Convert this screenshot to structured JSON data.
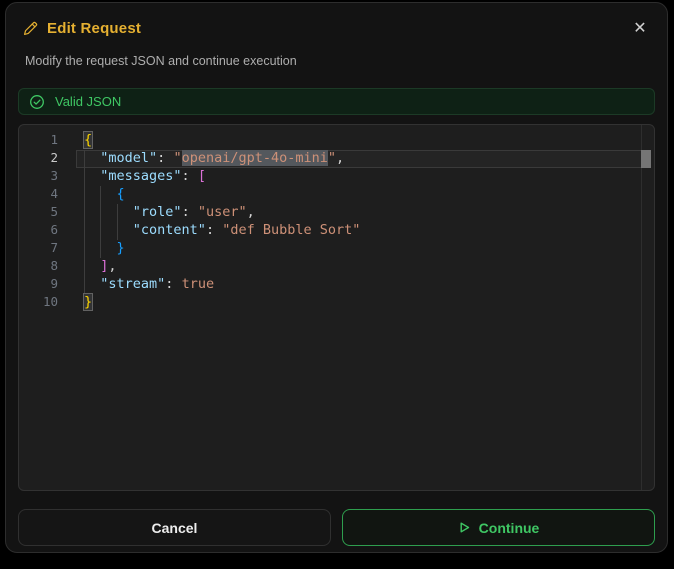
{
  "dialog": {
    "title": "Edit Request",
    "subtitle": "Modify the request JSON and continue execution",
    "close_icon": "✕"
  },
  "status": {
    "label": "Valid JSON"
  },
  "editor": {
    "lines": [
      {
        "num": "1",
        "active": false,
        "guides": [],
        "tokens": [
          {
            "t": "{",
            "c": "b1",
            "f": "m"
          }
        ]
      },
      {
        "num": "2",
        "active": true,
        "guides": [
          0
        ],
        "tokens": [
          {
            "t": "  ",
            "c": ""
          },
          {
            "t": "\"model\"",
            "c": "key"
          },
          {
            "t": ": ",
            "c": "pun"
          },
          {
            "t": "\"",
            "c": "str"
          },
          {
            "t": "openai/gpt-4o-mini",
            "c": "str",
            "f": "sel cur"
          },
          {
            "t": "\"",
            "c": "str"
          },
          {
            "t": ",",
            "c": "pun"
          }
        ]
      },
      {
        "num": "3",
        "active": false,
        "guides": [
          0
        ],
        "tokens": [
          {
            "t": "  ",
            "c": ""
          },
          {
            "t": "\"messages\"",
            "c": "key"
          },
          {
            "t": ": ",
            "c": "pun"
          },
          {
            "t": "[",
            "c": "b2"
          }
        ]
      },
      {
        "num": "4",
        "active": false,
        "guides": [
          0,
          2
        ],
        "tokens": [
          {
            "t": "    ",
            "c": ""
          },
          {
            "t": "{",
            "c": "b3"
          }
        ]
      },
      {
        "num": "5",
        "active": false,
        "guides": [
          0,
          2,
          4
        ],
        "tokens": [
          {
            "t": "      ",
            "c": ""
          },
          {
            "t": "\"role\"",
            "c": "key"
          },
          {
            "t": ": ",
            "c": "pun"
          },
          {
            "t": "\"user\"",
            "c": "str"
          },
          {
            "t": ",",
            "c": "pun"
          }
        ]
      },
      {
        "num": "6",
        "active": false,
        "guides": [
          0,
          2,
          4
        ],
        "tokens": [
          {
            "t": "      ",
            "c": ""
          },
          {
            "t": "\"content\"",
            "c": "key"
          },
          {
            "t": ": ",
            "c": "pun"
          },
          {
            "t": "\"def Bubble Sort\"",
            "c": "str"
          }
        ]
      },
      {
        "num": "7",
        "active": false,
        "guides": [
          0,
          2
        ],
        "tokens": [
          {
            "t": "    ",
            "c": ""
          },
          {
            "t": "}",
            "c": "b3"
          }
        ]
      },
      {
        "num": "8",
        "active": false,
        "guides": [
          0
        ],
        "tokens": [
          {
            "t": "  ",
            "c": ""
          },
          {
            "t": "]",
            "c": "b2"
          },
          {
            "t": ",",
            "c": "pun"
          }
        ]
      },
      {
        "num": "9",
        "active": false,
        "guides": [
          0
        ],
        "tokens": [
          {
            "t": "  ",
            "c": ""
          },
          {
            "t": "\"stream\"",
            "c": "key"
          },
          {
            "t": ": ",
            "c": "pun"
          },
          {
            "t": "true",
            "c": "bool"
          }
        ]
      },
      {
        "num": "10",
        "active": false,
        "guides": [],
        "tokens": [
          {
            "t": "}",
            "c": "b1",
            "f": "m"
          }
        ]
      }
    ]
  },
  "footer": {
    "cancel_label": "Cancel",
    "continue_label": "Continue"
  },
  "colors": {
    "title_accent": "#e5b031",
    "success_green": "#3fc764",
    "continue_border": "#2e9e4e",
    "editor_background": "#1e1e1e",
    "selection": "#54585d",
    "json_key": "#9cdcfe",
    "json_string": "#ce9178",
    "bracket_level1": "#ffd700",
    "bracket_level2": "#da70d6",
    "bracket_level3": "#179fff"
  }
}
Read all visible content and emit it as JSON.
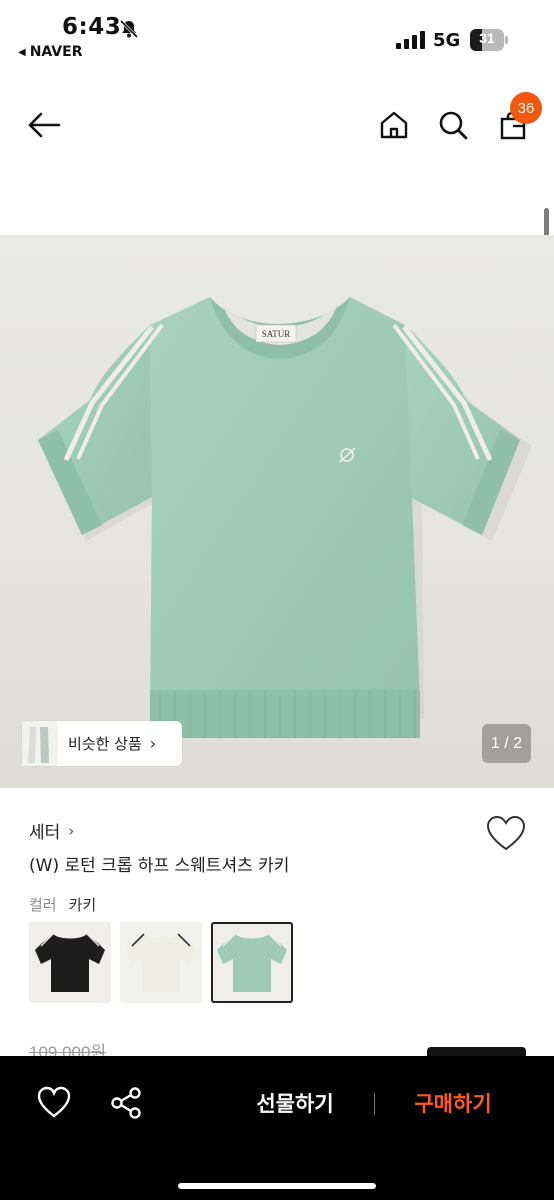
{
  "status_bar": {
    "time": "6:43",
    "back_app": "NAVER",
    "network": "5G",
    "battery": "31"
  },
  "header": {
    "cart_count": "36"
  },
  "gallery": {
    "brand_label_on_image": "SATUR",
    "similar_button": "비슷한 상품",
    "page_indicator": "1 / 2",
    "product_color": "#9fcbb6"
  },
  "product": {
    "category": "세터",
    "name": "(W) 로턴 크롭 하프 스웨트셔츠 카키",
    "color_label": "컬러",
    "color_value": "카키",
    "swatches": [
      {
        "name": "black",
        "color": "#1d1d1d",
        "selected": false
      },
      {
        "name": "cream",
        "color": "#efeee2",
        "selected": false
      },
      {
        "name": "mint",
        "color": "#9fcbb6",
        "selected": true
      }
    ],
    "original_price": "109,000원"
  },
  "bottom_bar": {
    "gift_label": "선물하기",
    "buy_label": "구매하기",
    "buy_color": "#ff5a1e"
  }
}
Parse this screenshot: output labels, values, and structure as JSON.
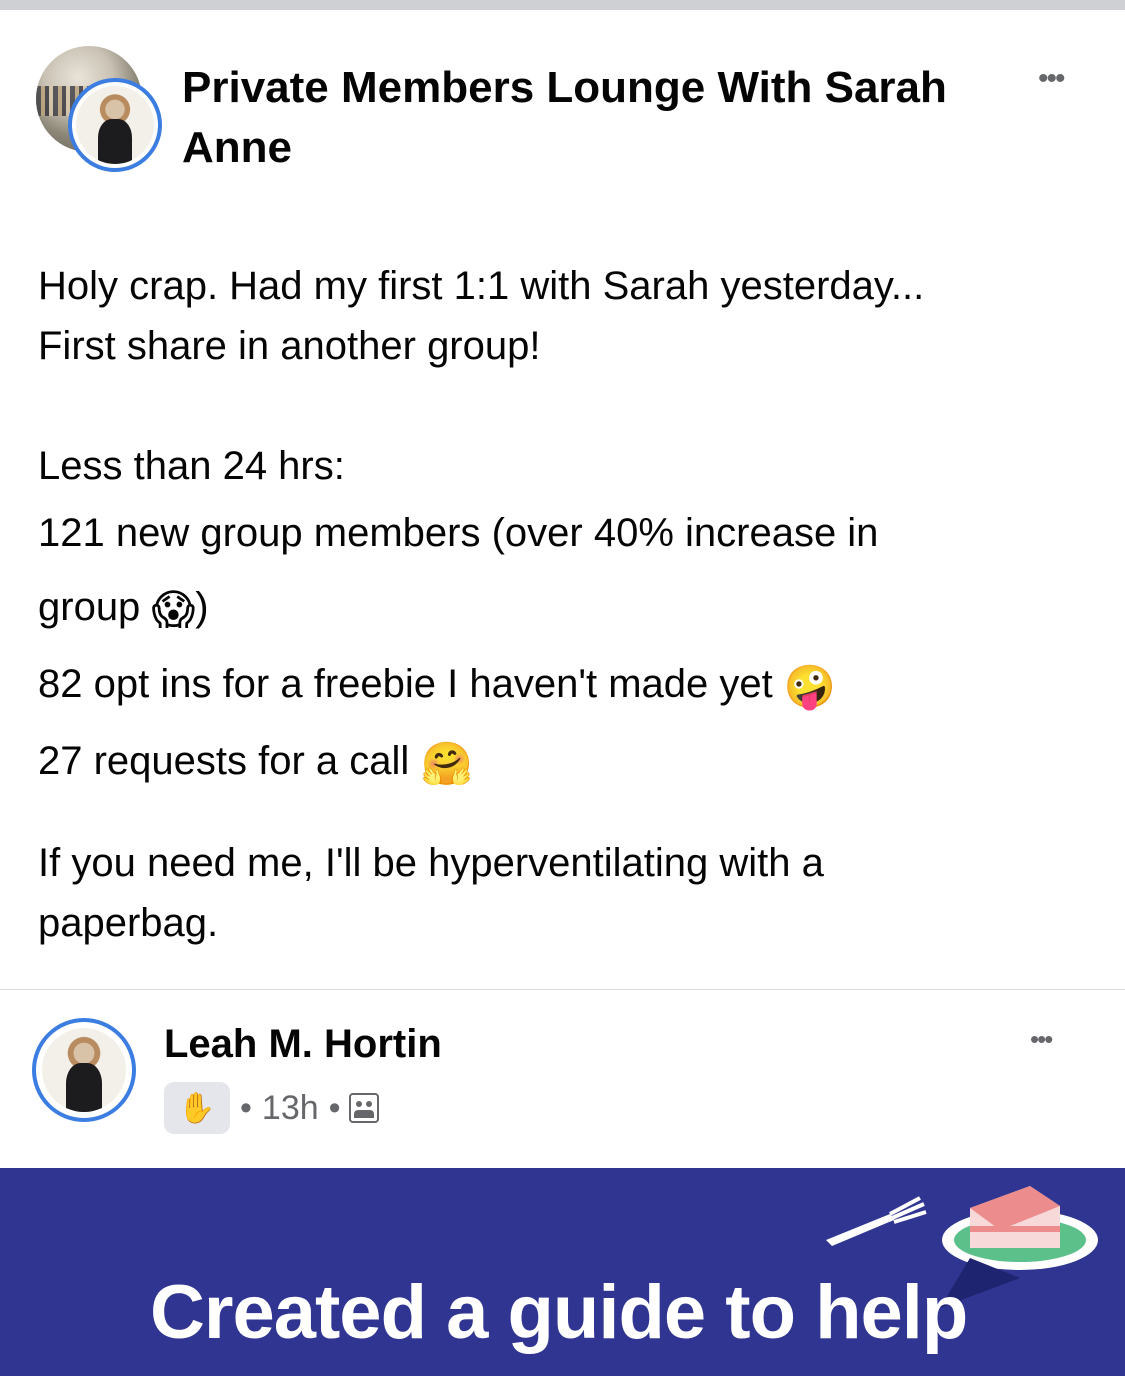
{
  "group": {
    "name": "Private Members Lounge With Sarah Anne"
  },
  "post": {
    "lines": [
      "Holy crap. Had my first 1:1 with Sarah yesterday...",
      "First share in another group!",
      "Less than 24 hrs:",
      "121 new group members (over 40% increase in",
      "group",
      ")",
      "82 opt ins for a freebie I haven't made yet",
      "27 requests for a call",
      "If you need me, I'll be hyperventilating with a",
      "paperbag."
    ],
    "emojis": {
      "scream": "😱",
      "zany": "🤪",
      "hug": "🤗"
    }
  },
  "shared_post": {
    "author": "Leah M. Hortin",
    "badge_icon": "✋",
    "time": "13h",
    "separator": "•",
    "banner_text": "Created a guide to help"
  },
  "menu": {
    "more": "•••"
  },
  "colors": {
    "accent": "#3b7de0",
    "banner_bg": "#2f3590",
    "meta_gray": "#65676b"
  }
}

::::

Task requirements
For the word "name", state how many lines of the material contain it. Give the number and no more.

Task output
5